Dir: Gil Kenan. USA. 2006.89mins.
Seemingly every neighbourhoodhas a house or two whose spooky reputation derives either from an owner neverglimpsed or else an atmosphere unnervingly caustic and weird. The animatedmovie Monster House takes this impressionto the extrapolated extreme in a slick, wholly rousing family adventure aboutthree pre-teens banding together to battle a living, breathing haunted abode.
Commercialtheatrical prospects should be robust both domestically and abroad, as Monster House easily differentiatesitself both in tone and subject from the recent onslaught of talking animalanimated product. While opening Stateside on the crowded July 21 weekend, thefilm's broadness of appeal should give it a leg up at the box office. Positiveword-of-mouth could help it dent less distinctive competition during the subsequentfortnight: Warner Bros' The Ant Bullyand Paramount's Barnyard.
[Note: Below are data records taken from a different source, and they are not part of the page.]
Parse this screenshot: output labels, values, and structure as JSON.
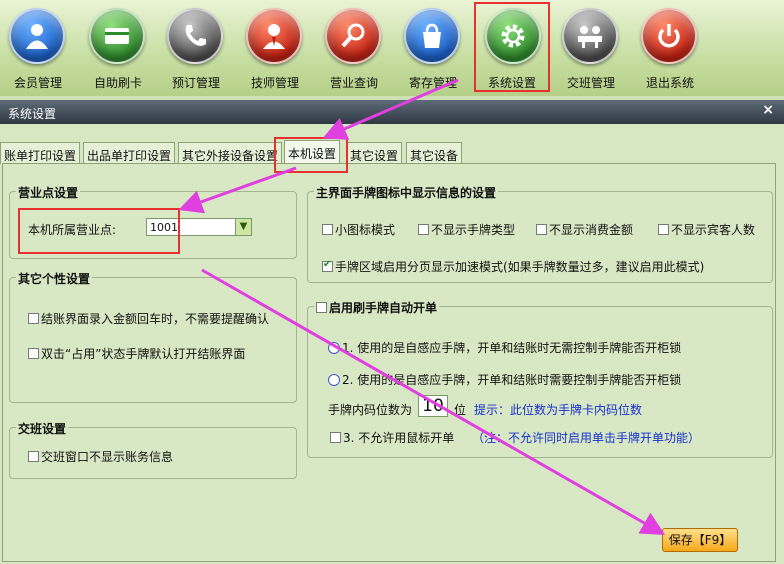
{
  "toolbar": {
    "items": [
      {
        "label": "会员管理",
        "icon": "member-icon"
      },
      {
        "label": "自助刷卡",
        "icon": "card-icon"
      },
      {
        "label": "预订管理",
        "icon": "phone-icon"
      },
      {
        "label": "技师管理",
        "icon": "technician-icon"
      },
      {
        "label": "营业查询",
        "icon": "search-icon"
      },
      {
        "label": "寄存管理",
        "icon": "bag-icon"
      },
      {
        "label": "系统设置",
        "icon": "gear-icon"
      },
      {
        "label": "交班管理",
        "icon": "handover-icon"
      },
      {
        "label": "退出系统",
        "icon": "power-icon"
      }
    ]
  },
  "window": {
    "title": "系统设置",
    "close": "×"
  },
  "tabs": [
    "账单打印设置",
    "出品单打印设置",
    "其它外接设备设置",
    "本机设置",
    "其它设置",
    "其它设备"
  ],
  "business_point": {
    "title": "营业点设置",
    "label": "本机所属营业点:",
    "value": "1001"
  },
  "personal": {
    "title": "其它个性设置",
    "opt1": "结账界面录入金额回车时，不需要提醒确认",
    "opt2": "双击“占用”状态手牌默认打开结账界面"
  },
  "shift": {
    "title": "交班设置",
    "opt1": "交班窗口不显示账务信息"
  },
  "display": {
    "title": "主界面手牌图标中显示信息的设置",
    "opt_small": "小图标模式",
    "opt_type": "不显示手牌类型",
    "opt_amount": "不显示消费金额",
    "opt_guests": "不显示宾客人数",
    "opt_paging": "手牌区域启用分页显示加速模式(如果手牌数量过多，建议启用此模式)"
  },
  "auto_open": {
    "title": "启用刷手牌自动开单",
    "radio1": "1. 使用的是自感应手牌，开单和结账时无需控制手牌能否开柜锁",
    "radio2": "2. 使用的是自感应手牌，开单和结账时需要控制手牌能否开柜锁",
    "code_label": "手牌内码位数为",
    "code_value": "10",
    "code_unit": "位",
    "hint": "提示：此位数为手牌卡内码位数",
    "opt_mouse": "3. 不允许用鼠标开单",
    "note": "（注：不允许同时启用单击手牌开单功能）"
  },
  "save_label": "保存【F9】"
}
What Monster House has going for it most is afinely balanced sense of buoyancy and authentic chills, allowing youngerchildren to respond to its foreboding and intermittent menace in a genuine way.Teens meanwhile will chiefly enjoy its lively patter and spunky asides; gratefuladults will be delighted find a film their entire family can agree upon.
As his parentsprepare to leave for an out-of-town professional conference on the eve ofHalloween, 12-year-old DJ (voiced by Mitchel Musso) spies his spindly, frightening neighbour,old man Nebbercracker (voiced by Steve Buscemi), snatch a tricycle away from a little girl whoaccidentally disturbs his lawn. When DJ's chubby pal Chowder (voiced by SamLerner) loses his basketball across the street, DJ tries to retrieve it,leading to a confrontation in which Nebbercrackersuffers a heart attack.
DJ fears he'sresponsible for Nebbercracker's death. His concernsaren't assuaged when the house starts taking on the characteristics of avengeful loved one, striking out and taking punitive action, includingswallowing up the skateboarding boyfriend of DJ's sneering babysitter, Zee(voiced by Maggie Gyllenhaal).
DJ and Chowderset up an all-night stakeout. The next day, Jenny (voiced by Spencer Locke), amannered prep school girl selling candy door-to-door, happens by, and a briefand amusing romantic rivalry gives way to a collaboration in which the triohatch a quick plan to lull the house to sleep ' a humorous bit involving adummy crudely fashioned out of a vacuum cleaner filled with bottles of coughsyrup ' and infiltrate it.
They at firstfail, waylaid by a pair of bumbling cops (voiced by Kevin James and NickCannon), but as the house comes to life and goes on a rampage, DJ, Chowder andJenny uncover secrets about both Nebbercracker andhis relationship to the home.
The film's characterisations are somewhat standard issue, but won'tseem so to younger audiences, so crisply drawn are they and studded with idiosyncraticdetails and an array of consistently funny lines. For the most part this meanssuperficial banter, but a few exchanges are slipped in especially for olderteens and adults. On one occasion Jenny points out inside the domicile: "Ifthose are the teeth and that's the tongue, then that must be the uvula," towhich Chowder responds: "Oh, so it's a girl house."
It also certainlyhelps that, unlike many animated films cast with big-name adult actors in kidsroles, the voice cast here are more or less age appropriate. The three voiceleads evince a real rapport together, only increasing the jointly palpablesenses of playfulness and tension on display.
Douglas Pipe'slively score won't win points for subtlety and is at times a bit overwrought,but for the most part it neatly feeds into the propulsive pace. Only late inthe film, when the house uproots itself and a big action sequence ensues, dothings feel overstretched.
In surrenderingattempts at photorealism, Monster Housedeflects some of the criticism directed at Robert Zemeckis'The Polar Express, which pioneeredthe same motion-capture technique used here. The coloursin Monster House are crisper and lessrooted in atmospherics, and first-time director Gil Kenan' who came to the attention of executive producer Robert Zemeckisand others courtesy of an undergraduate animated short ' expertly establishesthe spatial relationships within the movie's small neighborhood and uses avariety of low-angle and deep focus shots more traditionally employed in liveaction. That adult sensibility serves as nice ballast for the kid-trendingstory, and the result is a film that plays legitimately and pleasingly to broadaudiences of almost any age.
Sony Pictures Imageworks
Dan Harmon & Rob Schrab and Pamela Pettler
based on a story by Harmon & Schrab
Paul C Babin
Xavier Perez Grobet
Visual effectsart direction